When we gather around the meal table of the Roman church and hear “But they are justified freely by His grace through the redemption that is in Christ Jesus” (Romans 3:24), we are forced to hear Paul within the contextual realm of both Jews and Gentiles being encompassed by the covenant through the same means. They are justified in connection with Jesus, as God graciously expands the reach of His covenant---stretching out the curtains of the grand, covenant tent, as expressed so beautifully by Isaiah. Furthermore, Gentiles, without Judaizing (becoming Jews by adopting the covenant markers of Judaism – circumcision, Sabbath keeping, dietary restrictions), also experience the redemption that has long been cherished by Israel, which, when this term is employed by a member of Israel, is a reference to the experience of exodus-ing from out of a state of exile, with this exodus always being a movement that includes a journey towards, a return to, or a restoration of sovereignty in, a land of promise.

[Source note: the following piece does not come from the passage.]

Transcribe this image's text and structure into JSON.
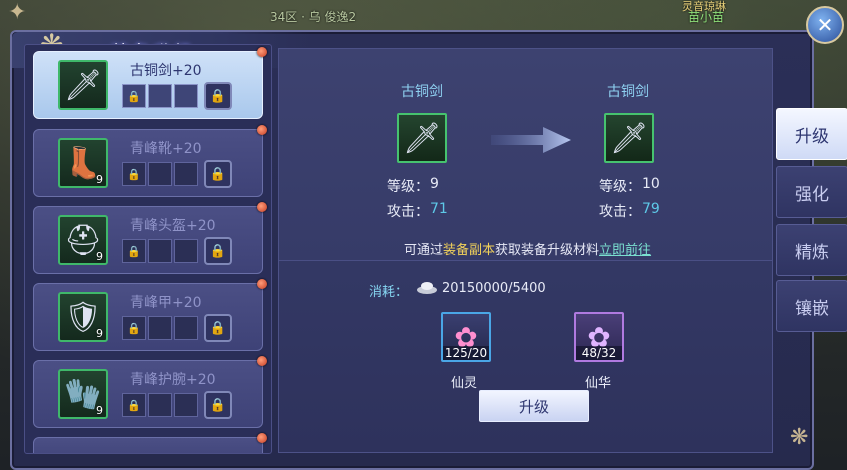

The redemption of exodus, which is tightly connected to the Red Sea and also symbolized by baptism (especially that of John the Baptist, as he was recognized to be leading a new exodus movement, recapitulating the entrance of the people into the promised land through baptism in the Jordan River, which was doubly symbolic, serving also as a reminder of the Red Sea crossing), was a defining portion of Israel’s story. Part of the story that Israel told about itself was that of the Egyptian exodus, and rightly so. It was a dramatic story of the intervention of the Creator God on their behalf, and is intimately tied to the story of their election as the special, covenant people of that Creator God. It is important to also note that Paul locates the story of Jesus in continuity with Israel’s history, and sees it as the climax of their story. Of course, we know that it is impossible to understand the story of Jesus, or to attach any significance to His ministry, death, or Resurrection, apart from its being set within the story of Israel and its covenant relationship with their God, as the story stretched back to Adam. That said, because Israel identified itself as an exodus people, who had experienced God’s redeeming activity on their behalf numerous times, the fact that Gentiles are now included in talk of those that experience redemption, with redemption being used by an Israelite and therefore carrying the freight of Israelite sensibilities, becomes yet another mark of their being adopted into the ranks of the people of God’s election. Gentiles are now free to attach themselves to Israel’s story and tell it as their own.
When we detach verses twenty-three and twenty-four from out of their context, to read and hear Paul’s statements from within our individualistic, historically disconnected concern with a personal salvation experience, they sound nice, but we miss so very much. Truly, when we read “for all have sinned and fall short of the glory of God. But they are justified freely by His grace through the redemption that is in Christ Jesus,” we can take some comfort. Unfortunately, if we tear these words from their historical and cultural context, without allowing the history of Israel and its covenant to define them (instead, we define them based on our own conceptions, which might actually have no connection with Paul’s conceptions or those of his audience), we miss out on the full spectrum of meaning contained by “all,” “sin,” “glory,” “justified,” and “redemption.” Ultimately, we do ourselves a tremendous disservice when utilizing or proffering constructs such as the “Romans road to salvation,” as this tends to lead people away from the Gospel message of “Jesus is Lord,” with the range of kingdom and covenant concerns therein entailed, and toward a selfish concern with the eternal destiny and situation of one’s personal soul.
Having provided his “thesis” concerning the nature of justification, and having done so within the parameters of Jew and Gentile concern, as we move along to the twenty-eighth verse, we should not be surprised to hear Paul return to explicit mentions of Jew and Gentile. Paul writes “For we consider that a person is declared righteous by faith apart from the works of the law” (3:28). That statement, of course, demands to be heard as a component of the narrative that Paul has structured, so, as elsewhere, this verse is not to be lifted and applied in isolation. Therefore, it is worthwhile to reiterate and expand what is being said. The statement of verse twenty-eight, more fully unpacked, is “we consider that a person is said to be a part of the covenant people of God through the confession of a trusting loyalty to Jesus as Lord and King, with this loyalty extended to the Creator God via the loyalty to Jesus; and it is no longer necessary for any person to demonstrate this loyalty by circumcision, Sabbath keeping, or food laws, which is currently being utilized as the identifier of the people of the covenant, but no longer.” To drive home the point that, through his talk of justification, Paul has been concerned with Gentile inclusion and the elimination of the barriers that have been used to keep the covenant exclusive to Jews and to prevent Gentile participation unless they were willing to Judaize, he goes on to write “Or is God the God of the Jews only? Is He not the God of the Gentiles too? Yes, of the Gentiles too! Since God is one, He will justify the circumcised by faith and the uncircumcised through faith” (3:29-30).